Activity: Every line that contains the word "الوصفات" should be copied from the records below.

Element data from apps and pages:
....................
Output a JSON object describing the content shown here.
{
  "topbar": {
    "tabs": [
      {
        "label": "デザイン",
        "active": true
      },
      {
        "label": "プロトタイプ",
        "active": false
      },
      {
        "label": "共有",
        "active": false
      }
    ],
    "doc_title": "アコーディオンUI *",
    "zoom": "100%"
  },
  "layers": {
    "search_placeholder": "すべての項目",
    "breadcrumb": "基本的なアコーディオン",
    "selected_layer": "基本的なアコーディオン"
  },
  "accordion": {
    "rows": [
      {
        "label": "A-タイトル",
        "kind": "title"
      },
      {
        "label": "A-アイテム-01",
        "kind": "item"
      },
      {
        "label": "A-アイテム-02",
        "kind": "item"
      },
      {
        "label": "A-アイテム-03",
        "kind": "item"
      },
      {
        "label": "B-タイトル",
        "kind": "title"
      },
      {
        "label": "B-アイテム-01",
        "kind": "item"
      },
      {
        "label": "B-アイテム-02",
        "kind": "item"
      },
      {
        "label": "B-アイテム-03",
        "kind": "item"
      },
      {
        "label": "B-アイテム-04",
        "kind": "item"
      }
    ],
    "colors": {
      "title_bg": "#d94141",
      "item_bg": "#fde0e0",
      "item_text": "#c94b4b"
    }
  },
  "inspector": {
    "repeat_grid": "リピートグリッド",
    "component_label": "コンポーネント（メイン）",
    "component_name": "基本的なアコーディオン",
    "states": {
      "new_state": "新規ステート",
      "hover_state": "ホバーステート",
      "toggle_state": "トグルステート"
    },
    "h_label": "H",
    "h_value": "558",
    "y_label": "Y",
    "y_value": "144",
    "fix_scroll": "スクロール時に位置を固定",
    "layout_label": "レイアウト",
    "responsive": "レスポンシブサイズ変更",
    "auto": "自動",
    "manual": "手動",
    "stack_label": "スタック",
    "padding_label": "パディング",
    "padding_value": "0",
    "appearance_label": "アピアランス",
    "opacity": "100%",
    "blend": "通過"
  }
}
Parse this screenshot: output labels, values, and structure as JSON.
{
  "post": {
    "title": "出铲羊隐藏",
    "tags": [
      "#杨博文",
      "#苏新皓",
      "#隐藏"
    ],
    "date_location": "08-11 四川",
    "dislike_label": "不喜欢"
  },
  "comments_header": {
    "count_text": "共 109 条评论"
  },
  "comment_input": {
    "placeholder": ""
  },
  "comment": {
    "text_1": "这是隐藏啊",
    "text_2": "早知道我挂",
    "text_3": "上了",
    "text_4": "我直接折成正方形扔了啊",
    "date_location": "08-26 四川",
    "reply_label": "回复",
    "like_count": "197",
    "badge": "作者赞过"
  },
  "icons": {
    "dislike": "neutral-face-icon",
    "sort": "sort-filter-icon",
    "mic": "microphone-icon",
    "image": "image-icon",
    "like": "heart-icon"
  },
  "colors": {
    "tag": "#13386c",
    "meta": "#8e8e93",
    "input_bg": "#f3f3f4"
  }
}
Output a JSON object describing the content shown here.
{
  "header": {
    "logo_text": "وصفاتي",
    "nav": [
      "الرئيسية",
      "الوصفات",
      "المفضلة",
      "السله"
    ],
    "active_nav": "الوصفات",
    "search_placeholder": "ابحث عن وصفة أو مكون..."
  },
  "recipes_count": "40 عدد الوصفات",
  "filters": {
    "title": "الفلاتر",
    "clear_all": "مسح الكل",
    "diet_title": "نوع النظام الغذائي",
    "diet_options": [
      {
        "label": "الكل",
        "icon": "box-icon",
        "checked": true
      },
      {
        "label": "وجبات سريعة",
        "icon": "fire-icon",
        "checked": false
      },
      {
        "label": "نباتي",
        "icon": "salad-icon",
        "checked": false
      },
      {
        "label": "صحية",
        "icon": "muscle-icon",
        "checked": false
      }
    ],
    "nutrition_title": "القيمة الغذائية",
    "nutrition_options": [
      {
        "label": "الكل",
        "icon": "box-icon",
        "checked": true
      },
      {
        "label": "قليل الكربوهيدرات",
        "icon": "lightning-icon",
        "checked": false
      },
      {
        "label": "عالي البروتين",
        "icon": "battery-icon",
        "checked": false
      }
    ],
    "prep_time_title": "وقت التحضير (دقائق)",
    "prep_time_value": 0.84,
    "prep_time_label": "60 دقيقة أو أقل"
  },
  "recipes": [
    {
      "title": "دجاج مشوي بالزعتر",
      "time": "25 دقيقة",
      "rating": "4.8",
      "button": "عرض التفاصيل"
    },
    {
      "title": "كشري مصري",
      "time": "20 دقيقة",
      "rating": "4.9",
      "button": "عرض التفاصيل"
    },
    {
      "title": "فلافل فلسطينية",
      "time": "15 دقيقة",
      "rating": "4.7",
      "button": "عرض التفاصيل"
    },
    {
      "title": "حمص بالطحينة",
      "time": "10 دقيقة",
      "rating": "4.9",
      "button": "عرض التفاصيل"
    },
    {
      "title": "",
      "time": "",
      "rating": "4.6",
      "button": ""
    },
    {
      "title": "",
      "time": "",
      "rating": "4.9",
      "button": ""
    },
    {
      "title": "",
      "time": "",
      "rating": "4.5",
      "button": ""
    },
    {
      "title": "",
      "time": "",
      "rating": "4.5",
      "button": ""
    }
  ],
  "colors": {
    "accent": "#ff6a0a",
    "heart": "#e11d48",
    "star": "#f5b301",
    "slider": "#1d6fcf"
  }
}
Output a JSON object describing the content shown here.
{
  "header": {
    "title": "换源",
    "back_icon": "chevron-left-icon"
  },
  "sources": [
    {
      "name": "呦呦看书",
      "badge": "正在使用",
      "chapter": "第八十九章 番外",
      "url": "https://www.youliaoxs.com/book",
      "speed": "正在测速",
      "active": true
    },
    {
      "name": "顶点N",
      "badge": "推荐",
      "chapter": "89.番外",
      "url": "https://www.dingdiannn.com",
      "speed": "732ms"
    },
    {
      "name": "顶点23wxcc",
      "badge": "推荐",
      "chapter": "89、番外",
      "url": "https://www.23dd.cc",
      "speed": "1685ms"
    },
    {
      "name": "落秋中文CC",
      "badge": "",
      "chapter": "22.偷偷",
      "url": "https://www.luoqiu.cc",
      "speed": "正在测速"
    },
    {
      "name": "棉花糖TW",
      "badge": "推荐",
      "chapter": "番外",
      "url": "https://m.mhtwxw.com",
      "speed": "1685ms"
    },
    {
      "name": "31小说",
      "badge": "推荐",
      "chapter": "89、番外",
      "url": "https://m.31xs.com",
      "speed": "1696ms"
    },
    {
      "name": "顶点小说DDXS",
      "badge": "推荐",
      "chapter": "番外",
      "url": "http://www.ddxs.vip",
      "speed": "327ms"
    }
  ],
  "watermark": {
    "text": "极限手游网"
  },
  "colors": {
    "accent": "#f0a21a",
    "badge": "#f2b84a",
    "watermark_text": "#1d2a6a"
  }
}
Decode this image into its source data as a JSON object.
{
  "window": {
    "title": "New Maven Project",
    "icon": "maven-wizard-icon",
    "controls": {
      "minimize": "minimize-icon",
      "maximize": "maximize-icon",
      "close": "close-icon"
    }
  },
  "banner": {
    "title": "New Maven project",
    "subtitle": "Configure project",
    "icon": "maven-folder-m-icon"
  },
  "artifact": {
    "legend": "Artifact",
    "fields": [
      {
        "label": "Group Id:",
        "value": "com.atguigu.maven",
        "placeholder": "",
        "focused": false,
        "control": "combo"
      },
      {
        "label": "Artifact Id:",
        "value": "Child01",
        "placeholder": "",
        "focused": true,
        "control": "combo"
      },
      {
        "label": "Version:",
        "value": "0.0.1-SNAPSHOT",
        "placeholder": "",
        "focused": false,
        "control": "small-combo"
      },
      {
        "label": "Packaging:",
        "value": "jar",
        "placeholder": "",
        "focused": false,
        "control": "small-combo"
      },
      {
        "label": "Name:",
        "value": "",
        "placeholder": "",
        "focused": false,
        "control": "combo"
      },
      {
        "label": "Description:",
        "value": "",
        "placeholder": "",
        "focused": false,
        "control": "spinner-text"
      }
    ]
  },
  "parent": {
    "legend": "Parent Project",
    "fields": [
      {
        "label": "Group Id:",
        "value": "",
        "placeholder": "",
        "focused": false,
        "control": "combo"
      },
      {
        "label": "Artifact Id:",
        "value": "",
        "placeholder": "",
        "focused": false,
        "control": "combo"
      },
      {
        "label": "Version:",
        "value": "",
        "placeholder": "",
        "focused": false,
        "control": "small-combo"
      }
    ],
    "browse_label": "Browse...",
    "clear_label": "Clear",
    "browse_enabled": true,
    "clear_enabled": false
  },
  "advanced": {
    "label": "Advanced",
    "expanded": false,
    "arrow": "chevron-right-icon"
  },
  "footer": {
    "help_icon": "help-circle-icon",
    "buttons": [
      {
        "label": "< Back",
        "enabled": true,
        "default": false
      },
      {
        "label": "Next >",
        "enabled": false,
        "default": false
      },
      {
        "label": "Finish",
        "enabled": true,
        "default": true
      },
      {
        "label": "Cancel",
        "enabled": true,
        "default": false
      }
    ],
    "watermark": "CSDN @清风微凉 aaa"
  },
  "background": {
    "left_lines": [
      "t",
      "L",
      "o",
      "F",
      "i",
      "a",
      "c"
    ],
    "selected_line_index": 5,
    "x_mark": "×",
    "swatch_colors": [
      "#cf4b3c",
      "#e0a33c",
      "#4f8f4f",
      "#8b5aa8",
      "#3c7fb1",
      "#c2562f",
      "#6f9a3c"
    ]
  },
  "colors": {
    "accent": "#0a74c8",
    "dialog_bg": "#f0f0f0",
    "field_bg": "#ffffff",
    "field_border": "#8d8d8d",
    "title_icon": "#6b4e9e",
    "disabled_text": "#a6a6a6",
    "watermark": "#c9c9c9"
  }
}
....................
Written reply:
      "الوصفات",
    "active_nav": "الوصفات",
  "recipes_count": "40 عدد الوصفات",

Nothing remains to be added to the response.